According to the booklet "Farm Facts," published by the American Farm Bureau, it takes about 40 days for average Americans to earn enough disposable income to pay for food consumed at home and away from home for an entire year. By way of contrast, Tax Freedom Day is April 27. This is how long it takes average Americans to earn enough money to pay federal, state, and local taxes for the year.
Food is very affordable in the United States, compared to other nations. The percent of income spent on food consumed at home is 7.1% in the United States, compared to 10.2% in England, 14.9% in Australia, 15.9% in Japan, 19.2% in Italy, 24% in Mexico, and 48.4% in India. Countries with lower average incomes spend a higher percentage of income on food.
Even though food expenses are relatively low in the U.S., compared to items such as housing expenses, transportation, car loan payments, and health care, they are still a major item in most family budgets. Food is also a "variable" expense compared with fixed budget items such as insurance premiums, rent, and loan payments. Below is a list of ways to reduce the cost of food:
· Don't buy food on credit cards, at the supermarket or at restaurants, if you revolve a balance and will pay interest charges.
· Cut your own meat, vegetables, fruit, salads, etc. to save on packaging costs.

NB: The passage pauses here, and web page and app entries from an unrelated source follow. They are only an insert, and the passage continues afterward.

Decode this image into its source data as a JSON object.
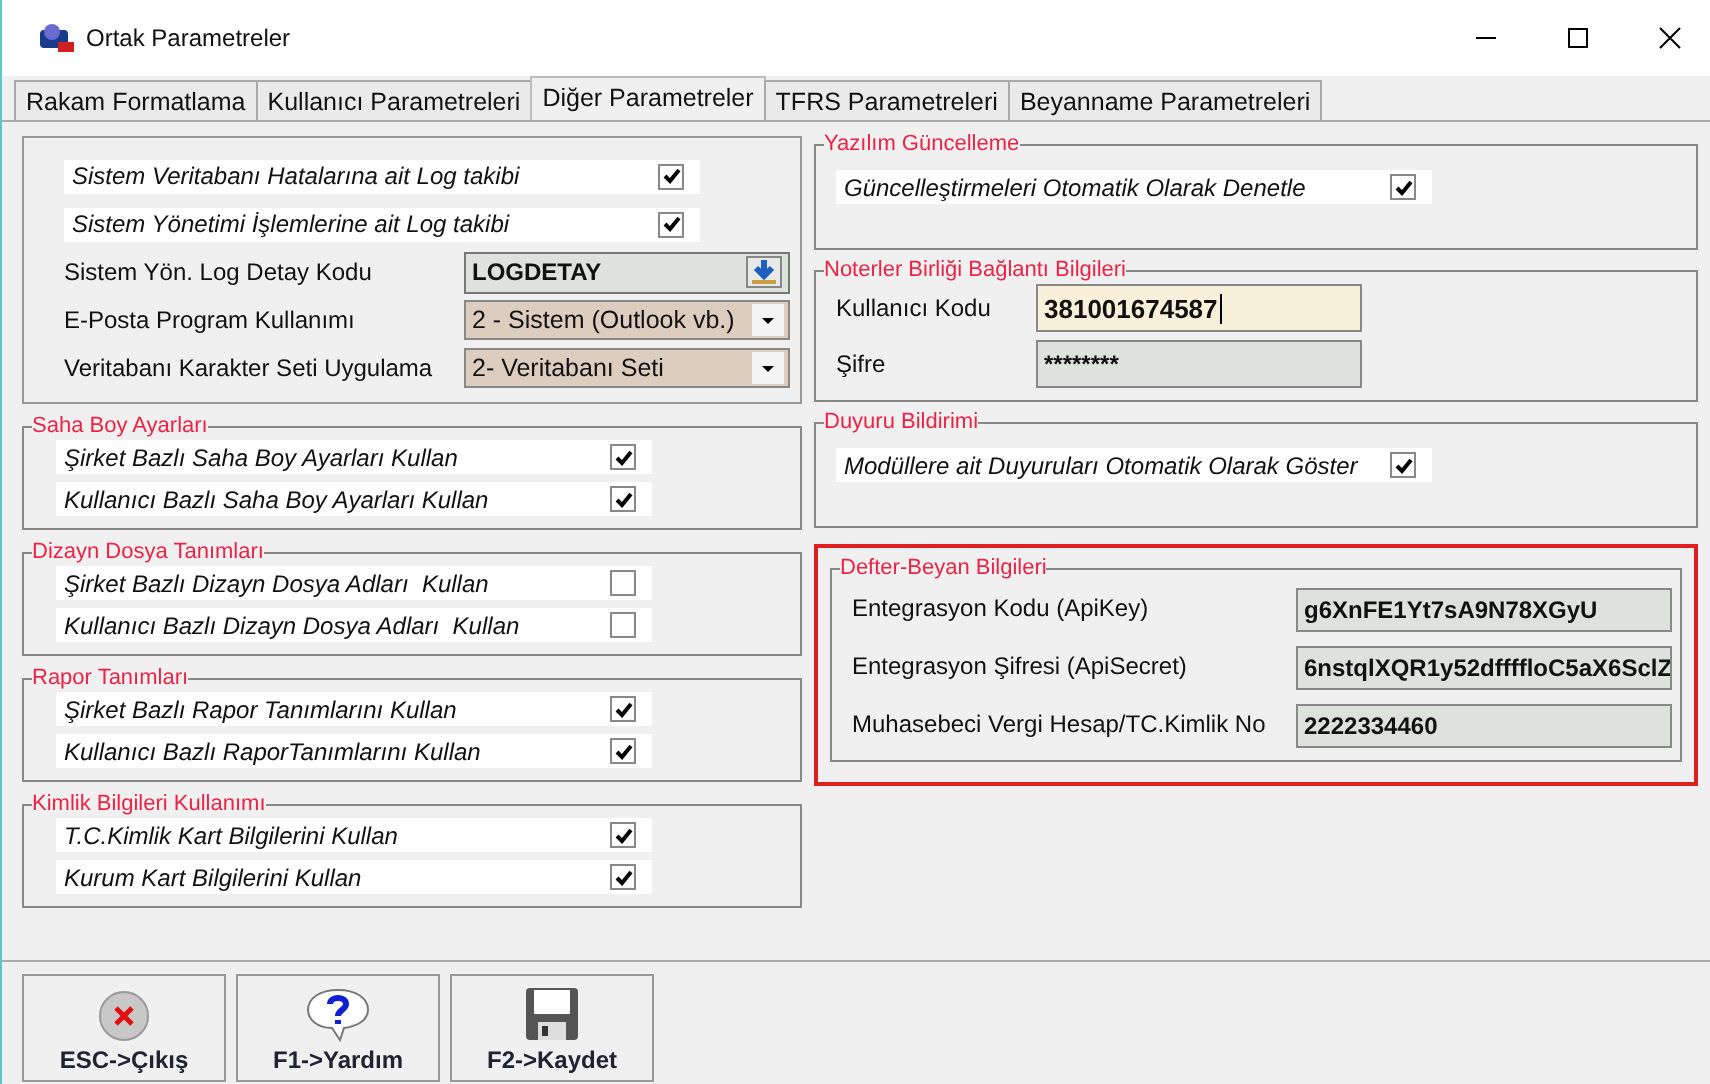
{
  "window": {
    "title": "Ortak Parametreler"
  },
  "tabs": [
    {
      "label": "Rakam Formatlama",
      "selected": false
    },
    {
      "label": "Kullanıcı Parametreleri",
      "selected": false
    },
    {
      "label": "Diğer Parametreler",
      "selected": true
    },
    {
      "label": "TFRS Parametreleri",
      "selected": false
    },
    {
      "label": "Beyanname Parametreleri",
      "selected": false
    }
  ],
  "general": [
    {
      "kind": "checkbox",
      "label": "Sistem Veritabanı Hatalarına ait Log takibi",
      "checked": true
    },
    {
      "kind": "checkbox",
      "label": "Sistem Yönetimi İşlemlerine ait Log takibi",
      "checked": true
    },
    {
      "kind": "lookup",
      "label": "Sistem Yön. Log Detay Kodu",
      "value": "LOGDETAY"
    },
    {
      "kind": "dropdown",
      "label": "E-Posta Program Kullanımı",
      "value": "2 - Sistem (Outlook vb.)"
    },
    {
      "kind": "dropdown",
      "label": "Veritabanı Karakter Seti Uygulama",
      "value": "2- Veritabanı Seti"
    }
  ],
  "left_groups": [
    {
      "title": "Saha Boy Ayarları",
      "items": [
        {
          "kind": "checkbox",
          "label": "Şirket Bazlı Saha Boy Ayarları Kullan",
          "checked": true
        },
        {
          "kind": "checkbox",
          "label": "Kullanıcı Bazlı Saha Boy Ayarları Kullan",
          "checked": true
        }
      ]
    },
    {
      "title": "Dizayn Dosya Tanımları",
      "items": [
        {
          "kind": "checkbox",
          "label": "Şirket Bazlı Dizayn Dosya Adları  Kullan",
          "checked": false
        },
        {
          "kind": "checkbox",
          "label": "Kullanıcı Bazlı Dizayn Dosya Adları  Kullan",
          "checked": false
        }
      ]
    },
    {
      "title": "Rapor Tanımları",
      "items": [
        {
          "kind": "checkbox",
          "label": "Şirket Bazlı Rapor Tanımlarını Kullan",
          "checked": true
        },
        {
          "kind": "checkbox",
          "label": "Kullanıcı Bazlı RaporTanımlarını Kullan",
          "checked": true
        }
      ]
    },
    {
      "title": "Kimlik Bilgileri Kullanımı",
      "items": [
        {
          "kind": "checkbox",
          "label": "T.C.Kimlik Kart Bilgilerini Kullan",
          "checked": true
        },
        {
          "kind": "checkbox",
          "label": "Kurum Kart Bilgilerini Kullan",
          "checked": true
        }
      ]
    }
  ],
  "right_groups": [
    {
      "title": "Yazılım Güncelleme",
      "highlighted": false,
      "items": [
        {
          "kind": "checkbox",
          "label": "Güncelleştirmeleri Otomatik Olarak Denetle",
          "checked": true
        }
      ]
    },
    {
      "title": "Noterler Birliği Bağlantı Bilgileri",
      "highlighted": false,
      "items": [
        {
          "kind": "field",
          "label": "Kullanıcı Kodu",
          "value": "381001674587",
          "focused": true
        },
        {
          "kind": "field",
          "label": "Şifre",
          "value": "********",
          "focused": false
        }
      ]
    },
    {
      "title": "Duyuru Bildirimi",
      "highlighted": false,
      "items": [
        {
          "kind": "checkbox",
          "label": "Modüllere ait Duyuruları Otomatik Olarak Göster",
          "checked": true
        }
      ]
    },
    {
      "title": "Defter-Beyan Bilgileri",
      "highlighted": true,
      "items": [
        {
          "kind": "field",
          "label": "Entegrasyon Kodu (ApiKey)",
          "value": "g6XnFE1Yt7sA9N78XGyU",
          "focused": false
        },
        {
          "kind": "field",
          "label": "Entegrasyon Şifresi (ApiSecret)",
          "value": "6nstqlXQR1y52dffffloC5aX6SclZ",
          "focused": false
        },
        {
          "kind": "field",
          "label": "Muhasebeci Vergi Hesap/TC.Kimlik No",
          "value": "2222334460",
          "focused": false
        }
      ]
    }
  ],
  "buttons": [
    {
      "kind": "exit",
      "label": "ESC->Çıkış"
    },
    {
      "kind": "help",
      "label": "F1->Yardım"
    },
    {
      "kind": "save",
      "label": "F2->Kaydet"
    }
  ]
}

· Serve smaller portions. Not only does this save money, but it is also better for your health. Currently about 31% of Americans are obese, which is defined as 30 or more pounds over a healthy weight. About 65% of Americans are either obese or overweight (10 or more pounds over healthy weight). Larger portion sizes are often cited as a major cause of weight problems.
· Avoid food waste. Freeze leftovers if there is a good chance that refrigerated food could be thrown out before it can be eaten.
· Use fewer convenience foods by cooking main dishes in batches, when you have time, and freezing them.
· Control food costs when eating out. Share an entrée or dessert, eat appetizers as a main dish, take advantage of coupons or specials, and take leftovers home for another meal.
· Stock up on items when they are on sale (e.g., canned goods) or in season (e.g., New Jersey grown blueberries that are very inexpensive in July).
· Check food-dating labels to avoid buying food that will spoil quickly.
· Use store and manufacturers coupons. Also try to score a "double play" by using coupons on items that are also on sale.
· Compare the cost of national brand items with a coupon to store brand items and buy the cheapest item. Sometimes the items are even identical, except for the label and the price.
· Eat before food shopping. Hungry shoppers often buy more because everything looks and smells delicious on an empty stomach.
· Limit food shopping at convenience stores due to their higher price markups.